Make what you want of all this, but Trump is Falwell Jr.’s guy.

 

GOP Candidates and Their Evangelical Constituencies

d5271-billy_graham

Is there a “Billy Graham” wing in American evangelicalism?

Last week I wrote about Marco Rubio’s new religious liberty advisory committee.  In that post I argued that the make-up of the committee suggests Rubio’s attempt to appeal to mainstream evangelicals.  I compared these evangelicals with those evangelicals who support the Ted Cruz and Donald Trump candidacies.

Today I learned that Russell Moore, President of the Ethics and Liberty Commission of the Southern Baptist Church, offered a similar analysis.  Here is a quote from an article at Roll Call:

Russell Moore, president of the Ethics and Religious Liberty Commission of the Southern Baptist Convention, said Trump, Cruz and Rubio are appealing to disparate camps of evangelicals.

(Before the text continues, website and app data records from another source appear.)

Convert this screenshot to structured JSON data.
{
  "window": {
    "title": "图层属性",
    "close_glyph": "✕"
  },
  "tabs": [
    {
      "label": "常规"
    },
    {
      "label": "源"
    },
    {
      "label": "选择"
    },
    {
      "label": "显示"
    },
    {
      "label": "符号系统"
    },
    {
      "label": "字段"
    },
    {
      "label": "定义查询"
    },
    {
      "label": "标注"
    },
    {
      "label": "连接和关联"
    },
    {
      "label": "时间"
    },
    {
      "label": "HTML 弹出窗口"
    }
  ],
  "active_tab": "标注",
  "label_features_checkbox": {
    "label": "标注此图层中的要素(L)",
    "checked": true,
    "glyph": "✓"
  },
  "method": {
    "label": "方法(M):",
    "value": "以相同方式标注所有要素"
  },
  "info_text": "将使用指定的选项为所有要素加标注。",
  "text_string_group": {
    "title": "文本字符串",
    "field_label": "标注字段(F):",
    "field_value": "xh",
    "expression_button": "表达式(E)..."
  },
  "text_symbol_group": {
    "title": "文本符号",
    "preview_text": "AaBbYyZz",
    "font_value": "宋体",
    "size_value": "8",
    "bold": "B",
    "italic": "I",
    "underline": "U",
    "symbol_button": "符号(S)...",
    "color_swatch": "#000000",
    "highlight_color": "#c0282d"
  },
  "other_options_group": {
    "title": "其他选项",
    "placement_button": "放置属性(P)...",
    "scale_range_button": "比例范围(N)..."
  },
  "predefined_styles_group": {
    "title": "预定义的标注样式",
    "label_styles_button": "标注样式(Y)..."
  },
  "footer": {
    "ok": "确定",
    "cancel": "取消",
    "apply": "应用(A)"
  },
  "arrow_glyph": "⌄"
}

“I would say that Ted Cruz is leading in the ‘Jerry Falwell’ wing, Marco Rubio is leading the ‘Billy Graham’ wing and Trump is leading the ‘Jimmy Swaggart’ wing,” Moore said, meaning that Cruz has largely followed the classic Moral Majority model that was the face of the conservative movement — he has received endorsements from figures such as Focus on the Family founder James Dobson — while Trump “tends to work most closely with the prosperity wing of Pentecostalism” which tends to believe that God would financially reward believers.

I chose to use the adjective “mainstream” to describe the Billy Graham wing of evangelicalism.  This wing of evangelicalism, which I would associate with Christianity Today, Graham, Wheaton College, Moody Bible Institute, Trinity Evangelical Divinity School, Campus Crusade for Christ (now called “Cru”) and InterVarsity Christian Fellowship, is the kind of evangelicalism that I am familiar with because it is the evangelicalism that  I joined as a teenager in the 1980s.

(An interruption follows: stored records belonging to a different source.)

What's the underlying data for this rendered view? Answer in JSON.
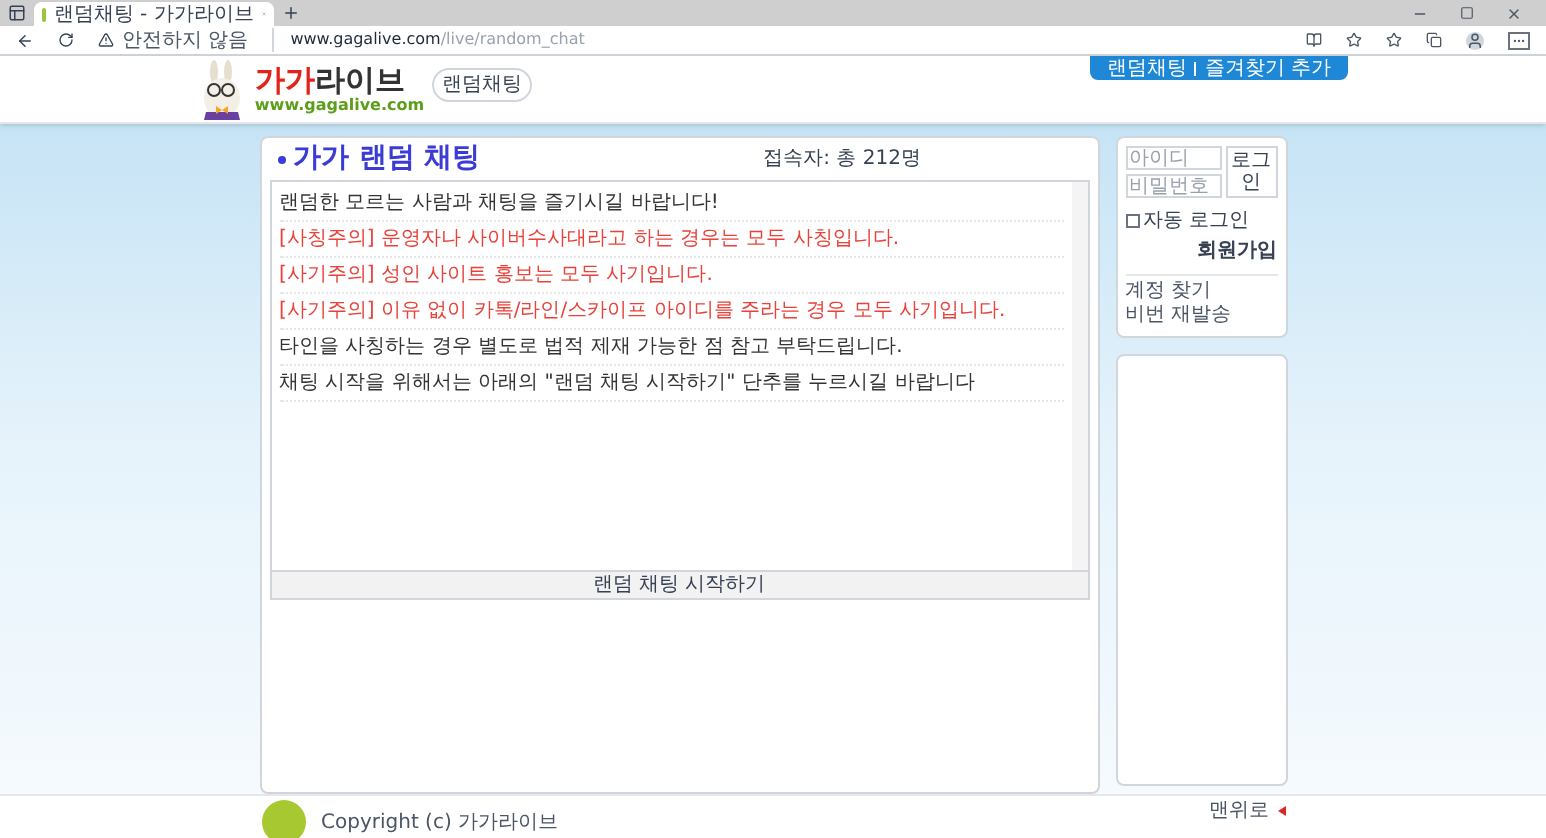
{
  "browser": {
    "tab_title": "랜덤채팅 - 가가라이브",
    "security_label": "안전하지 않음",
    "url_host": "www.gagalive.com",
    "url_path": "/live/random_chat"
  },
  "header": {
    "logo_accent": "가가",
    "logo_rest": "라이브",
    "logo_url": "www.gagalive.com",
    "logo_badge": "랜덤채팅",
    "top_links": [
      "랜덤채팅",
      "즐겨찾기 추가"
    ]
  },
  "chat": {
    "title": "가가 랜덤 채팅",
    "online_count": "접속자: 총 212명",
    "messages": [
      {
        "kind": "notice",
        "text": "랜덤한 모르는 사람과 채팅을 즐기시길 바랍니다!"
      },
      {
        "kind": "warning",
        "text": "[사칭주의] 운영자나 사이버수사대라고 하는 경우는 모두 사칭입니다."
      },
      {
        "kind": "warning",
        "text": "[사기주의] 성인 사이트 홍보는 모두 사기입니다."
      },
      {
        "kind": "warning",
        "text": "[사기주의] 이유 없이 카톡/라인/스카이프 아이디를 주라는 경우 모두 사기입니다."
      },
      {
        "kind": "notice",
        "text": "타인을 사칭하는 경우 별도로 법적 제재 가능한 점 참고 부탁드립니다."
      },
      {
        "kind": "notice",
        "text": "채팅 시작을 위해서는 아래의 \"랜덤 채팅 시작하기\" 단추를 누르시길 바랍니다"
      }
    ],
    "start_button": "랜덤 채팅 시작하기"
  },
  "login": {
    "id_placeholder": "아이디",
    "password_placeholder": "비밀번호",
    "login_button": "로그인",
    "auto_login": {
      "label": "자동 로그인",
      "checked": false
    },
    "signup": "회원가입",
    "links": [
      "계정 찾기",
      "비번 재발송"
    ]
  },
  "footer": {
    "copyright": "Copyright (c) 가가라이브",
    "top_link": "맨위로"
  }
}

But after thinking a bit more, I wonder if this wing of evangelicalism is still “mainstream?”  Perhaps Moore’s “Falwell” wing or Trump’s “prosperity” wing may now be more mainstream.

Thoughts?